NAIROBI - August 11, 2017 is a day that Akinyi will never forget.
That evening Kenya's electoral commission announced the result of the August 8 election, showing President Uhuru Kenyatta had won with 54 percent of the vote.
Akinyi's neighborhood in Nairobi, the Dandora slum, descended into chaos. Youths started burning bonfires to show their displeasure with the outcome.
WATCH: Kenyan Police Raped Dozens During Election Period, Human Rights Watch Says
According to Akinyi, who asked that her real name not be used for this story, police started clearing roads and searching for troublemakers. She said police entered her block and instructed all men to come outside, including her husband.
Akinyi said three police officers walked into her room.
"When they walked in, they said to me 'I was the government property and I asked how, I am someone's wife.' They hit with the baton twice, " she recalled. "That's when I knew they were serious. Another one grabbed and tore my blouse saying to me 'you will know how you have become government property.' Then they raped me. It's painful and hard."
According to a Human Rights Watch report, Akinyi is not alone. The organization has documented 71 cases of rape and says the true number may be even higher, as other victims refuse to come out, fearing reprisal and victimization.
"The research did not really set out to determine the exact number of people who were raped during this period, said HRW senior women's researcher Agnes Odhiambo.

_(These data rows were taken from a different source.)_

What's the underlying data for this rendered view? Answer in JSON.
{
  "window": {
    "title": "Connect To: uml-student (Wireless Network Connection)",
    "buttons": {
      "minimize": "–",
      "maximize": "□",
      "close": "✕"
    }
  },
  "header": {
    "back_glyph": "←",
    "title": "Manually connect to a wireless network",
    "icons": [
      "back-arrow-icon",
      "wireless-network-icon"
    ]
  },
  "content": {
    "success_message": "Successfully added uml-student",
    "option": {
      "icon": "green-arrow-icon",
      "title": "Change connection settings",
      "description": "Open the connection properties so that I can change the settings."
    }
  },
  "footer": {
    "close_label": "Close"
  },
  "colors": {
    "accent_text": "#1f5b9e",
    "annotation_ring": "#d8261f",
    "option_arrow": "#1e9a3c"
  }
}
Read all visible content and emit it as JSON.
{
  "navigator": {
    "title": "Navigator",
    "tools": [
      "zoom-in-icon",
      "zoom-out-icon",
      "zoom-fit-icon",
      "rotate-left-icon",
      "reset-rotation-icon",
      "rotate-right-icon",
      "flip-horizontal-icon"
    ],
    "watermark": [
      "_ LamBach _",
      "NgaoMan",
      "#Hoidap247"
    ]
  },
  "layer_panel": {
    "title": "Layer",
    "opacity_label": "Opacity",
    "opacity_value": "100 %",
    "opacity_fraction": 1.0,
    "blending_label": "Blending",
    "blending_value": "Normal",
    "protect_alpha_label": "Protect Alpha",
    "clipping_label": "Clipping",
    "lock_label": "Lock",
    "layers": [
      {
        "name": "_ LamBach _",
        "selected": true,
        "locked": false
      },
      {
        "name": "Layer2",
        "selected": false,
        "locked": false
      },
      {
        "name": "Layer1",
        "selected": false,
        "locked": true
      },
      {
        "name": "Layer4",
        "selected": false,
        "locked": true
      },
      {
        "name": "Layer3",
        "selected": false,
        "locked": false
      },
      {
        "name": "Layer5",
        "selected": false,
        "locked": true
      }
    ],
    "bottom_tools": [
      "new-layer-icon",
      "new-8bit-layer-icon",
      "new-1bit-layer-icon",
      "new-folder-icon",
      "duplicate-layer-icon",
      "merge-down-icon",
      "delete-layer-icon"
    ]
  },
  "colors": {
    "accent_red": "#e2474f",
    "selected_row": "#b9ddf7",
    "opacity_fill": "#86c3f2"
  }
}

"But just to look at the patterns of the violence and the state response to the violence," she noted. "We found that half of the rapes were gun rapes involving two or more perpetrators and actually about half of these rapes were perpetrated by police or men in uniform."
Government spokesman Eric Kiraithe disputed the allegations, although he said all the cases will be investigated.
"But I can assure you," he said, "it's not unheard of for police officers to rape but certainly not usually in situation riots. In the situation of riot, and I read the description that report is based on fabricated evidence mainly."
Akinyi, doesn't know when she will get justice or even how to share her story with her family. For now, she finds comfort in alcohol to forget the events of that day and to get a peaceful sleep.